■ **Exercise brief**:
Print the data that follows again, keeping every line exact.

(App and web page records)
● ● ●
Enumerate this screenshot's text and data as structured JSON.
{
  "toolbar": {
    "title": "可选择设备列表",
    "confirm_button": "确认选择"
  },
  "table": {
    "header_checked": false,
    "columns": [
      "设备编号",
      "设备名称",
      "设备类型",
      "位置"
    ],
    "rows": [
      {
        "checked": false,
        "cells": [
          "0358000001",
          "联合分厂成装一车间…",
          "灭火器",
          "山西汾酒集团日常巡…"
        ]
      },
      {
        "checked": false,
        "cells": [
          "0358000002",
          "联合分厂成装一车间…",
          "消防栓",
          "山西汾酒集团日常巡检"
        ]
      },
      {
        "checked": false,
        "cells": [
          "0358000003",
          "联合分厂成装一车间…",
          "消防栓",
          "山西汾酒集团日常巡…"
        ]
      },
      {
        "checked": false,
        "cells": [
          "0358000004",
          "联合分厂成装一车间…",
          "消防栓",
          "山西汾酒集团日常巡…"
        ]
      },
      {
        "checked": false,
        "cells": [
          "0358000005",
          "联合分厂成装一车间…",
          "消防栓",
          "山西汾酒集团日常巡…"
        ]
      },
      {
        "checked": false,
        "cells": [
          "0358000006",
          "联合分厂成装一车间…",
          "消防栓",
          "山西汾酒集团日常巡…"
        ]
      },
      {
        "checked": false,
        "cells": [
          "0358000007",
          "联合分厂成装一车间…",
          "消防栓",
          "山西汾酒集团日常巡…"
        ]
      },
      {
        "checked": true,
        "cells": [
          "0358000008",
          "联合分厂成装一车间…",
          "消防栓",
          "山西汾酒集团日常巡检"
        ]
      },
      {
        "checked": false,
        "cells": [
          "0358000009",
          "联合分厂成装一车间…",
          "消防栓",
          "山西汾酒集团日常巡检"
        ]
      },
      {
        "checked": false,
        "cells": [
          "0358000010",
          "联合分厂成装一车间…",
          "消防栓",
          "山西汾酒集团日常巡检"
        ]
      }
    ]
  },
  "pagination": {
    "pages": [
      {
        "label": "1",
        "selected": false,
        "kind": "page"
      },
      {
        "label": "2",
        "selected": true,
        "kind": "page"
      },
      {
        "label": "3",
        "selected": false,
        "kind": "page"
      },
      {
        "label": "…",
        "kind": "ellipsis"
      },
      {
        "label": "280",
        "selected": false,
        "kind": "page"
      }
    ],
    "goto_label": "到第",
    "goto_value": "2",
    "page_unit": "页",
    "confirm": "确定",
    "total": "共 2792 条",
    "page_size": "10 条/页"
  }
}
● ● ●
■ **Written solution**:
Enumerate this screenshot's text and data as structured JSON.
{
  "toolbar": {
    "title": "可选择设备列表",
    "confirm_button": "确认选择"
  },
  "table": {
    "header_checked": false,
    "columns": [
      "设备编号",
      "设备名称",
      "设备类型",
      "位置"
    ],
    "rows": [
      {
        "checked": false,
        "cells": [
          "0358000001",
          "联合分厂成装一车间…",
          "灭火器",
          "山西汾酒集团日常巡…"
        ]
      },
      {
        "checked": false,
        "cells": [
          "0358000002",
          "联合分厂成装一车间…",
          "消防栓",
          "山西汾酒集团日常巡检"
        ]
      },
      {
        "checked": false,
        "cells": [
          "0358000003",
          "联合分厂成装一车间…",
          "消防栓",
          "山西汾酒集团日常巡…"
        ]
      },
      {
        "checked": false,
        "cells": [
          "0358000004",
          "联合分厂成装一车间…",
          "消防栓",
          "山西汾酒集团日常巡…"
        ]
      },
      {
        "checked": false,
        "cells": [
          "0358000005",
          "联合分厂成装一车间…",
          "消防栓",
          "山西汾酒集团日常巡…"
        ]
      },
      {
        "checked": false,
        "cells": [
          "0358000006",
          "联合分厂成装一车间…",
          "消防栓",
          "山西汾酒集团日常巡…"
        ]
      },
      {
        "checked": false,
        "cells": [
          "0358000007",
          "联合分厂成装一车间…",
          "消防栓",
          "山西汾酒集团日常巡…"
        ]
      },
      {
        "checked": true,
        "cells": [
          "0358000008",
          "联合分厂成装一车间…",
          "消防栓",
          "山西汾酒集团日常巡检"
        ]
      },
      {
        "checked": false,
        "cells": [
          "0358000009",
          "联合分厂成装一车间…",
          "消防栓",
          "山西汾酒集团日常巡检"
        ]
      },
      {
        "checked": false,
        "cells": [
          "0358000010",
          "联合分厂成装一车间…",
          "消防栓",
          "山西汾酒集团日常巡检"
        ]
      }
    ]
  },
  "pagination": {
    "pages": [
      {
        "label": "1",
        "selected": false,
        "kind": "page"
      },
      {
        "label": "2",
        "selected": true,
        "kind": "page"
      },
      {
        "label": "3",
        "selected": false,
        "kind": "page"
      },
      {
        "label": "…",
        "kind": "ellipsis"
      },
      {
        "label": "280",
        "selected": false,
        "kind": "page"
      }
    ],
    "goto_label": "到第",
    "goto_value": "2",
    "page_unit": "页",
    "confirm": "确定",
    "total": "共 2792 条",
    "page_size": "10 条/页"
  }
}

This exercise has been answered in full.